Tuesday, 2 February 2016

More Explorations on Hometown Turf

It was MX practice at Frocester for Steve so I grabbed the chance for another mini adventure, riding from the track to Mums on Pigeon Sense.  No map, no Garmin, just following a vague homing instinct and seeing what I could find.

First though, there was the big ol' climb up Frocester Hill.  Great views across to the Severn Estuary made gaining height even more worthwhile. 


A narrow footpath dropping off the side of the road was just visible, barely used by the look of it. Figuring it was worth an explore, I dropped in the steep entrance and followed it through the bracken. Sure enough it was a good, natural feeling, single track descent, in need of a bramble trim, but steep enough to be fun, with a couple of corners.  The lower section ran over some common land and finished opposite a vaguely recognisable bridleway.


The footpath had been fun, but of course this also meant a significant drop in elevation, and an increase in mud.  To be honest, it wasn't all unrideable, the first section of double track and surprisingly much of the field crossing was fine, and pretty, even with clouds hanging over Cam and Coaley.


The snowdrops were out everywhere.  It was impossible to resist taking photos.


Without really noticing any gain in elevation, I made it to the top of the field easily enough, but then the mud began.  The bridleway passes back into the woods and there was a stretch of probably 200 meters that was just impossible to climb, hub deep gloop formed from the steep banks funneling run-off into the trail.


There was no rush though, no time pressure and no need to be anywhere else, so I carried on to see what would happen.  Sure enough, the trail began to change and I found a wonderful off-shoot that ran parallel to a fence, continuing for a fair time.  Dry, pedalable and with great views the whole length.  Why is is so special to be right on the horizon of a woodland, trapped in, but seeing escape?


This is a bit of a naughty photo.  That gorgeous piece of singletrack?  Well, yes, that's it - about 10 meters in length linking one muddy forest road to another.  The muddy forest road did, however, lead to another follow-the-fenceline trail, topped with savage barbed wire for extra excitement.  Even better was the surprise to find it finished on a juncture with main Uley Bury bridleway, just in time to fly down the steps at the bottom and try not to scare the walkers.


Following on from visiting Eyam, the Plague Village on Saturday, I thought it appropriate to grab a shot of Smallpox Hill whilst passing.  It's actually a pretty place when viewed from a distance, but with a horrid past of isolation of victims and suffering. Thankfully Edward Jenner lived just up the road in Berkeley so we no longer need to see people die of such a painful virus.


Hoping to ride a fast, albeit quite flat bridleway found last year I headed round the lane.  To find, erm, not fast.  In fact, I didn't even persist on this one.  Definitely a trail for dry weather.
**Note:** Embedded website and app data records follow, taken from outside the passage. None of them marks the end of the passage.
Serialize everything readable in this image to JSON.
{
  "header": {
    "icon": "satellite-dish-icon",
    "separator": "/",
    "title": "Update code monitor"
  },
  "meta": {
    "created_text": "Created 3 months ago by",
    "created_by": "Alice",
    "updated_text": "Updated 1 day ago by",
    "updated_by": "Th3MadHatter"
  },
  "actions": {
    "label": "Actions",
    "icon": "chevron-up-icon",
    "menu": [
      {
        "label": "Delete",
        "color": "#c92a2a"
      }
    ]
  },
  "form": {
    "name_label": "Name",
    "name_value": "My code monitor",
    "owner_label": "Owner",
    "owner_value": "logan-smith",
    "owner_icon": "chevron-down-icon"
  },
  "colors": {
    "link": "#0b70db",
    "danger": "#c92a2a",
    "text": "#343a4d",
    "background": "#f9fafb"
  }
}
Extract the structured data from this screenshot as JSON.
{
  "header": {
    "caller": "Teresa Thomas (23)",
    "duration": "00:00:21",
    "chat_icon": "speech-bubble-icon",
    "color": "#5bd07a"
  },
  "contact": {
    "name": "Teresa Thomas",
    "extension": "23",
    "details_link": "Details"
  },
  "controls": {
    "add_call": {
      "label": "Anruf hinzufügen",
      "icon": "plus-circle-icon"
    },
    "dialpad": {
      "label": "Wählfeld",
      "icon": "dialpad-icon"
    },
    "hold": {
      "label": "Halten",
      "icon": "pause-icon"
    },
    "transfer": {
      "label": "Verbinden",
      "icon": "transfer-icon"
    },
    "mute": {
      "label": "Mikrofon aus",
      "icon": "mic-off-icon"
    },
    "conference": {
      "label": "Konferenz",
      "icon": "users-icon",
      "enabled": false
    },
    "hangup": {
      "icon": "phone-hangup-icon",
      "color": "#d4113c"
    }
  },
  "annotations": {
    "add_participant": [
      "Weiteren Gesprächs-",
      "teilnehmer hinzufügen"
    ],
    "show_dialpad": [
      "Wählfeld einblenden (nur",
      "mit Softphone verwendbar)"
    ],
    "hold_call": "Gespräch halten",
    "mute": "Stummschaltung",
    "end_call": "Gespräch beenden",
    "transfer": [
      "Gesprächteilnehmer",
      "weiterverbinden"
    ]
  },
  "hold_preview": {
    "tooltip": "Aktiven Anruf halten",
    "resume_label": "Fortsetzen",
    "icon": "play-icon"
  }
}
Resisting the temptation (just) to ride down the steps of the war memorial, I headed up through Cam Hopton, knowing there were footpaths running over the river and heading into the council estates of Everlands and Kingshill.  No cycling signs are meaningless here, bikes obviously pass though. There are much bigger things the council should be worrying about.  Let the kids ride where they like and have fun! As when they are riding, they aren't up to other activities, far worse.


Urban singletrack


Urban northshore


This area of three storey blocks, steps and strange wall-lined footpaths is regularly in one of my reoccurring dreams.  I have no idea why, I guess something happened there as a child but my mind has blanked it out, although the dreams are never nightmares.  Who knows.  I do know it was exceptionally surreal to revisit it after so many years.  It must be 25 years since I have been here.


Eventually I headed back to mums, but made a last minute decision to investigate another strange little footpath I knew as a child.  After pushing through the metal barrier at the top, I found myself in a hidden passageway between the two main roads.  High walls, open grassland, into high fences with 90 degree blind corners and then suddenly, back into reality.  I wonder how many folks actually use this path?  It's pretty claustrophobic, but brilliant all the same.